* _Instructions for the task_
What is needed is every line of the material that contains "value".

* _Data shown_
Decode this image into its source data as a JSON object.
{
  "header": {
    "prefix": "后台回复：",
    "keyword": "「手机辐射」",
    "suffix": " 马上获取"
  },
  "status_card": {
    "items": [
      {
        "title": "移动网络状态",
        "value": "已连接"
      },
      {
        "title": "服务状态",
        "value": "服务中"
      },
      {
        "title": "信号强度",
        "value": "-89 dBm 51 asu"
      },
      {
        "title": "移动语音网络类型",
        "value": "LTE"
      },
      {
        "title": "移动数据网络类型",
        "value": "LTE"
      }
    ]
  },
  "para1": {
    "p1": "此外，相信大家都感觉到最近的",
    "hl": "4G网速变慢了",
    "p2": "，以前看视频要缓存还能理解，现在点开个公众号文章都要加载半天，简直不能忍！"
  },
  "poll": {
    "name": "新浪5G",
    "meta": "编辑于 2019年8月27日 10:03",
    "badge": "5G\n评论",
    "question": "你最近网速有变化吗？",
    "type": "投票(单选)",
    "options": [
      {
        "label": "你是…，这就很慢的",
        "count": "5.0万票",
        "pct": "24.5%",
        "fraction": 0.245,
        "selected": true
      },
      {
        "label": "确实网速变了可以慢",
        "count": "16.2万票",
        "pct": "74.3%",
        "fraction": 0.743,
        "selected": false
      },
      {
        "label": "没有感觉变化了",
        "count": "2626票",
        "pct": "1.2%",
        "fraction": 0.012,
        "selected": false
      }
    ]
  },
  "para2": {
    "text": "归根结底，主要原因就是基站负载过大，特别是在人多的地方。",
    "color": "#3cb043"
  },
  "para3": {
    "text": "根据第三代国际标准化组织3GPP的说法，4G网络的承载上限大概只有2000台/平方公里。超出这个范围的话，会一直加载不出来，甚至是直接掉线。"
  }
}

* _Finished task_
        "value": "已连接"
        "value": "服务中"
        "value": "-89 dBm 51 asu"
        "value": "LTE"
        "value": "LTE"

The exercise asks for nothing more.